Taranaki St – unrecognisable

These ideas are almost incomprehensible at the moment because Wellington’s central city has so many lanes for cars that it can be very difficult to imagine where they would all go. However 30km/h streets will start to push us towards a Wellington where walking, shopping and living in our central city becomes much more pleasant. Driving will become just one of the ways you can get around easily, comfortably and conveniently, but not quite as quickly as by bike.

Quieter, slower streets become much more attractive to people on bikes and escooters where fewer cars pass and at slower relative speeds. Of course, crashes can still occur at 30km/h, but the outcomes are vastly improved for people of all ages. Cycling on slower streets will also ‘feel’ more comfortable and natural, which will attract more people to give bikes a go where currently the road conditions can feel more risky and scary.
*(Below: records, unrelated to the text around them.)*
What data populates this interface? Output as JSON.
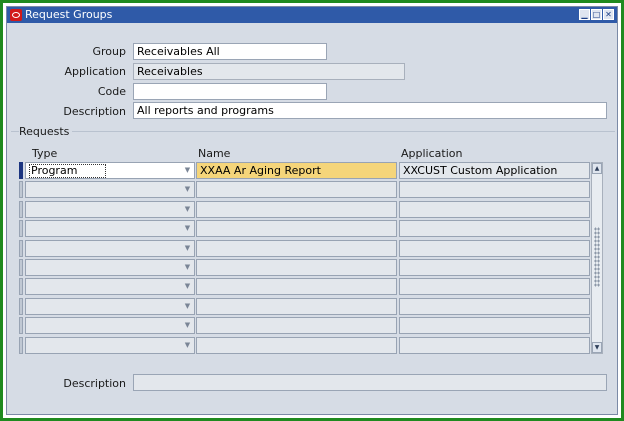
{
  "window": {
    "title": "Request Groups",
    "minimize_glyph": "▁",
    "maximize_glyph": "□",
    "close_glyph": "✕"
  },
  "header": {
    "group_label": "Group",
    "group_value": "Receivables All",
    "application_label": "Application",
    "application_value": "Receivables",
    "code_label": "Code",
    "code_value": "",
    "description_label": "Description",
    "description_value": "All reports and programs"
  },
  "requests": {
    "section_label": "Requests",
    "columns": {
      "type": "Type",
      "name": "Name",
      "application": "Application"
    },
    "rows": [
      {
        "type": "Program",
        "name": "XXAA Ar Aging Report",
        "application": "XXCUST Custom Application"
      },
      {
        "type": "",
        "name": "",
        "application": ""
      },
      {
        "type": "",
        "name": "",
        "application": ""
      },
      {
        "type": "",
        "name": "",
        "application": ""
      },
      {
        "type": "",
        "name": "",
        "application": ""
      },
      {
        "type": "",
        "name": "",
        "application": ""
      },
      {
        "type": "",
        "name": "",
        "application": ""
      },
      {
        "type": "",
        "name": "",
        "application": ""
      },
      {
        "type": "",
        "name": "",
        "application": ""
      },
      {
        "type": "",
        "name": "",
        "application": ""
      }
    ]
  },
  "footer": {
    "description_label": "Description",
    "description_value": ""
  },
  "icons": {
    "logo": "oracle-logo-icon",
    "dropdown": "chevron-down-icon",
    "scroll_up": "scroll-up-icon",
    "scroll_down": "scroll-down-icon"
  },
  "colors": {
    "frame": "#1f8a1f",
    "titlebar": "#2f5aa8",
    "form_background": "#d6dce5",
    "active_row": "#f5d57a",
    "current_record_indicator": "#1c3580"
  }
}
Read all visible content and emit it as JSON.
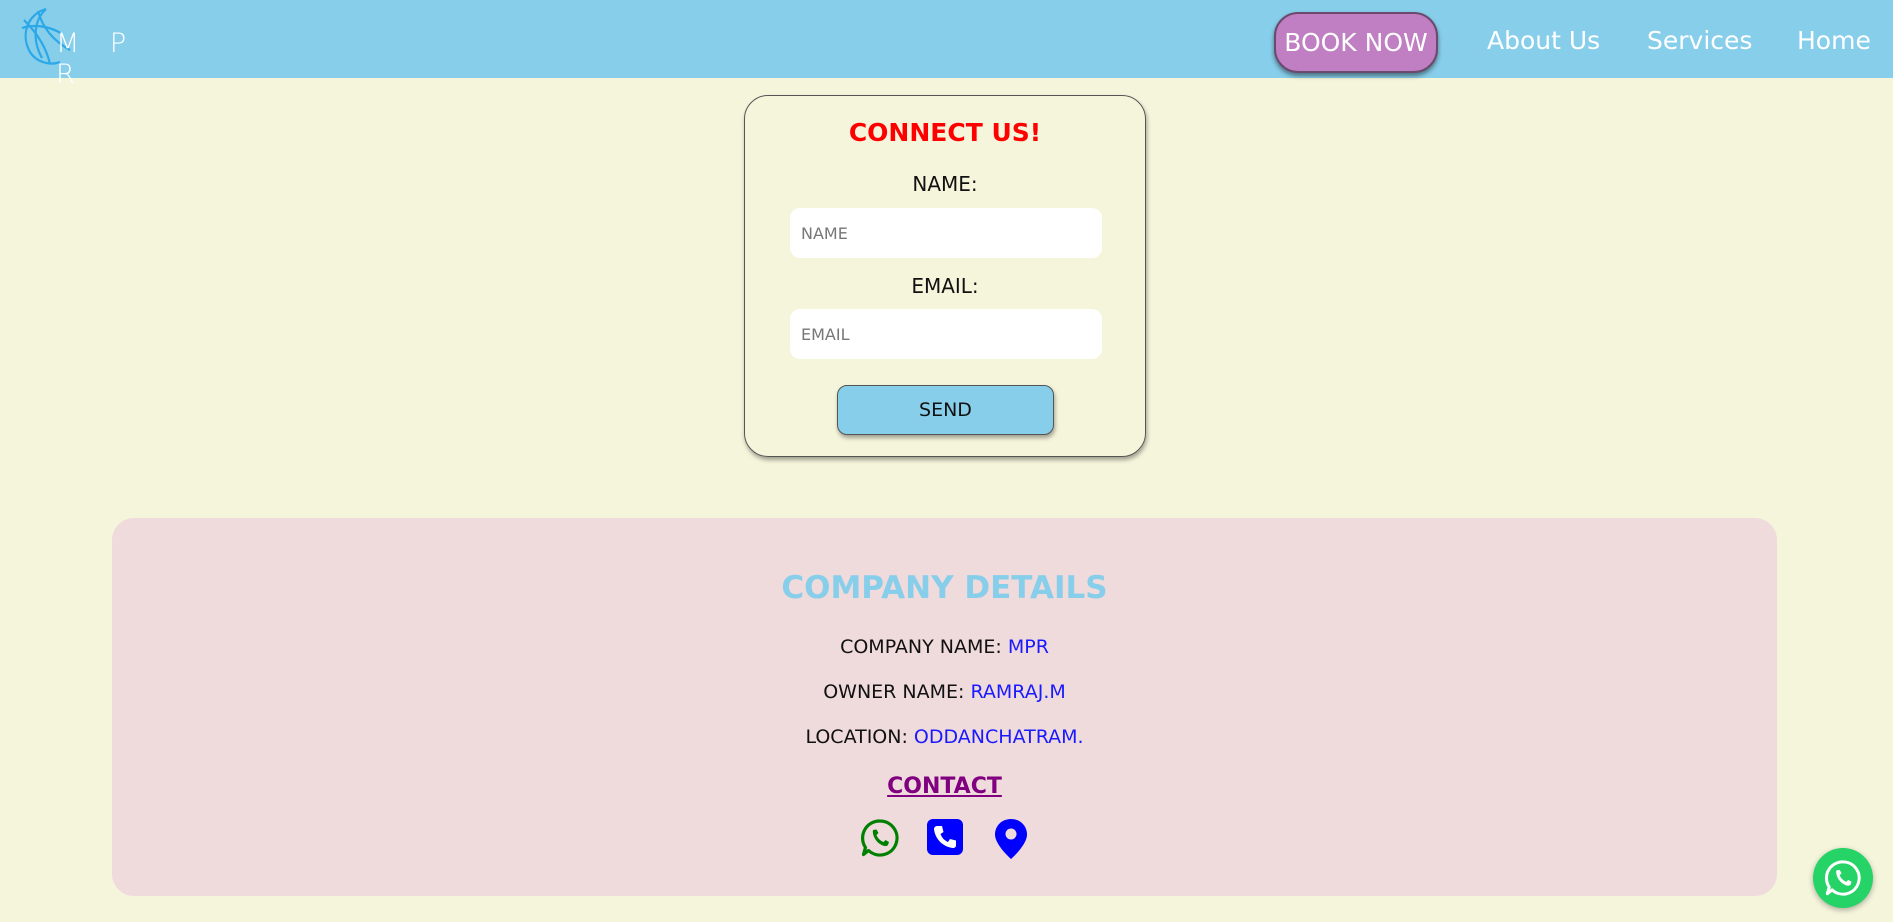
{
  "nav": {
    "logo_text": "M P R",
    "book_now": "BOOK NOW",
    "links": [
      "About Us",
      "Services",
      "Home"
    ]
  },
  "form": {
    "title": "CONNECT US!",
    "name_label": "NAME:",
    "name_placeholder": "NAME",
    "email_label": "EMAIL:",
    "email_placeholder": "EMAIL",
    "send_label": "SEND"
  },
  "company": {
    "title": "COMPANY DETAILS",
    "name_label": "COMPANY NAME:",
    "name_value": "MPR",
    "owner_label": "OWNER NAME:",
    "owner_value": "RAMRAJ.M",
    "location_label": "LOCATION:",
    "location_value": "ODDANCHATRAM.",
    "contact_label": "CONTACT",
    "icons": [
      "whatsapp-icon",
      "phone-icon",
      "location-pin-icon"
    ]
  },
  "colors": {
    "navbar": "#87ceeb",
    "page_bg": "#f5f5dc",
    "book_button": "#c07fc2",
    "form_title": "#ff0000",
    "company_card": "#efdadc",
    "company_title": "#87ceeb",
    "detail_value": "#1a1aff",
    "contact_link": "#800080",
    "whatsapp": "#008000",
    "phone": "#0000ff",
    "location": "#0000ff",
    "floating_whatsapp": "#25d366"
  }
}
Cycle Wellington fully supports the plans for 30km/h streets and looks forward to safer riding throughout our central city.

Well exactly 2
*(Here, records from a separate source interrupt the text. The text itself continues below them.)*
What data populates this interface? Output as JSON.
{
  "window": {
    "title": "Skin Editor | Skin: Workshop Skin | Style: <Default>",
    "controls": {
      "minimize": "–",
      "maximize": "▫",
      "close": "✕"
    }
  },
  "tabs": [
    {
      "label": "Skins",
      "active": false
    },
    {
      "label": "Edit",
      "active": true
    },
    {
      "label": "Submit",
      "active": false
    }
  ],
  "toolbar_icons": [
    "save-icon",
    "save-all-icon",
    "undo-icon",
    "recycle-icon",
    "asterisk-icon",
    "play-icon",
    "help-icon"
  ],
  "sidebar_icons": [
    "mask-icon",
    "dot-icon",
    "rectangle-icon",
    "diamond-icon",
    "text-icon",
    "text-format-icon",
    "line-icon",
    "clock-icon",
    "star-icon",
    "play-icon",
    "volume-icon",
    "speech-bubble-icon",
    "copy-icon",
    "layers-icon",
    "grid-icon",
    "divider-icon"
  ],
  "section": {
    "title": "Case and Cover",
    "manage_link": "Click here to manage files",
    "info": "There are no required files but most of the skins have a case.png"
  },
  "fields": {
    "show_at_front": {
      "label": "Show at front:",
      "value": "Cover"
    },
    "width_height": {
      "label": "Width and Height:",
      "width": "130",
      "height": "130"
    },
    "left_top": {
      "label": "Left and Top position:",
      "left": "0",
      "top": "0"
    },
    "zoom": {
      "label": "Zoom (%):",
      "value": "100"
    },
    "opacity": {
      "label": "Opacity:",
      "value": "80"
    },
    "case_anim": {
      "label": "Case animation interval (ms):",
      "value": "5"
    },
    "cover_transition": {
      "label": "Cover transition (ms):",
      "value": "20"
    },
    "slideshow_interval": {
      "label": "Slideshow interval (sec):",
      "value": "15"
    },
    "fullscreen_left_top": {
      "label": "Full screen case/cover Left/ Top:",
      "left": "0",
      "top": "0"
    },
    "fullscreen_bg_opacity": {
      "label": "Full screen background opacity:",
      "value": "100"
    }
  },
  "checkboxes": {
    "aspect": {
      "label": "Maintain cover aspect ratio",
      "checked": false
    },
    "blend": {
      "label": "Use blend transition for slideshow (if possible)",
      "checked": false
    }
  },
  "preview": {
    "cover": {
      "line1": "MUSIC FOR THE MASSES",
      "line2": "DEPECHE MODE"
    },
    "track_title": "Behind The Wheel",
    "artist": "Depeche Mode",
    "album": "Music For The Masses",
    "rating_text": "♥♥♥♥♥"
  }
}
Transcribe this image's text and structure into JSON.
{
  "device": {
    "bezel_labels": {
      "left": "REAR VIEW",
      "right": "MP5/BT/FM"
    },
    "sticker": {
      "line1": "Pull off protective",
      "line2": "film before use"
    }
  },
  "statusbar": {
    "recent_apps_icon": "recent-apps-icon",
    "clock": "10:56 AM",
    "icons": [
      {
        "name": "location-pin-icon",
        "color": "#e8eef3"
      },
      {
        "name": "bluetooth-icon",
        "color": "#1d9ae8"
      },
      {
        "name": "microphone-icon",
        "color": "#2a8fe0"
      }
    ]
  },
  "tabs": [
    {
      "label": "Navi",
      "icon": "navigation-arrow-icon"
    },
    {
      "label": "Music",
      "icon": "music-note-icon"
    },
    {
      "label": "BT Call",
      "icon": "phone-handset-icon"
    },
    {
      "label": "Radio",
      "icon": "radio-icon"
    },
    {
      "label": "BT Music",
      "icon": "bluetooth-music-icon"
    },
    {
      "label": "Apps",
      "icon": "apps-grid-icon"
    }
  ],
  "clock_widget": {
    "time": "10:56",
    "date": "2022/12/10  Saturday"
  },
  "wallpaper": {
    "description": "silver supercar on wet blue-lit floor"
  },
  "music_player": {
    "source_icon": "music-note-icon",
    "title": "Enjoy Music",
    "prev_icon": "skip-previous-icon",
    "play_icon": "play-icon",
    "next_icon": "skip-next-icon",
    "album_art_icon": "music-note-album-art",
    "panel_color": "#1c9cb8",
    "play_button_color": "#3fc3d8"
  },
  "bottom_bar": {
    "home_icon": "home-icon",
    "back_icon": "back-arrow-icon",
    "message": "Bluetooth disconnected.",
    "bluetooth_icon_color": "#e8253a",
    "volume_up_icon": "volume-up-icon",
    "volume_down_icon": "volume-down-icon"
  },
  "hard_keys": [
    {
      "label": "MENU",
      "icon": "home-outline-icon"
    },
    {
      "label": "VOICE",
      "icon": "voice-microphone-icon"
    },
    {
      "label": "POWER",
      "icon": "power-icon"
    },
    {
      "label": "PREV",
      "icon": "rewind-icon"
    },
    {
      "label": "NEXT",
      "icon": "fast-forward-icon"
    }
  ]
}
As the name suggests, this post is a followup to “Well exactly” as posted here by Lisa on Wednesday, April 6, 2011.

I suggested in a comment to “Well exactly” that I would measure and categorise the cycleway infrastructure that exists in Wellington City. Someone has to do the good jobs!

This is important as an historical milestone (sic) in our pursuit of improved facilities. One day we will look back and remember the old days when…

To make these measurements I first had to locate all the candidate cycleways. I started at the WCC website, but it was too vague and only listed five cycleways. Then at the suggestion of SimonK, I planned a short trip on journeyplanner and compiled a list of the “shared paths” and “cycle paths” shown on the resulting journey map.

I limited the “paths” I measured to all-weather sealed type cycleways. These are the cycleways used by everyday commuters (like me),  so:

  • no forest tracks (need to get to work on time);
  • no downhills (gulp);
  • and no bus lanes, although there might be the odd useful one…

Finally came the fun part of pedalling and sightseeing.

Image credit: Nigel Prentice

Here is what I recorded.


Route name Date prepared: August 2011 Shared Path (m) Cycle Lane (m)
Kaiwhara’ Expressway Bottom of Ngauranga Gorge to Railway Station 3500 1600
The Waterfront Railway Station to Herd St 2000
Civic Square Branch 440
Jervois Bridge Branch 130
Queens Wharf Branch 150
Whitmore Branch 30
Waitangi Park Branch 180
The Oriental Herd St to Carlton Gore Rd 1200
Evans Bay Carlton Gore Rd to Cobham Dr (Zephyrometer) 1700 2400
Cobham Cobham Dr (Zephyrometer) to Maupuia Rd (Miramar Cutting) 1620
Coutts Cobham Dr (Zephyrometer) to Broadway/Miro St/Airport 1860 890
Island Bay Reef St to Medway St (IsBay shops) 1100
The Tunnel Taurima St to Brougham St 950
The Bypass Buckle St to Buller St 200 1000
The Basin Beside the cricket pitch 350
Aotea Quay Beside the Westpac Stadium (estimate due to RWC works) 400
Cable Car Link Cable Car to Salamanca Rd (feature picture) 440
TOTALS 15150 6990


So there we have it, a grand total of 22.14km, with most of the cycleway distance on shared paths (68%).

One commentator to the original Well Exactly (Malcolm) made a comparison with the grand total in Christchurch. On the face of it, these figures would bear him out. However Wellington is a compact city so comparisons have to be pro rata. The factors here include land area, population base, hilliness, and wind! But even that could be stretching credibility a bit too far, yeah right, and well exactly.

It looks too little to me, or did I miss something?



Friday fun film – No, really, don’t park there

Arturas Zuokas isn’t just an avid cyclist, he’s the mayor of Vilnius, Lithuania’s capital city. His office recently received over 100 complaints about cars parked in the bike lanes, but these complaints seemed to be disproportionately against luxury cars, whose drivers apparently aren’t concerned about the cost of a parking ticket.

“What should this city do about drivers who think they are above the law? It seems a tank is the best solution.”

“That’s what will happen if you park your car illegally”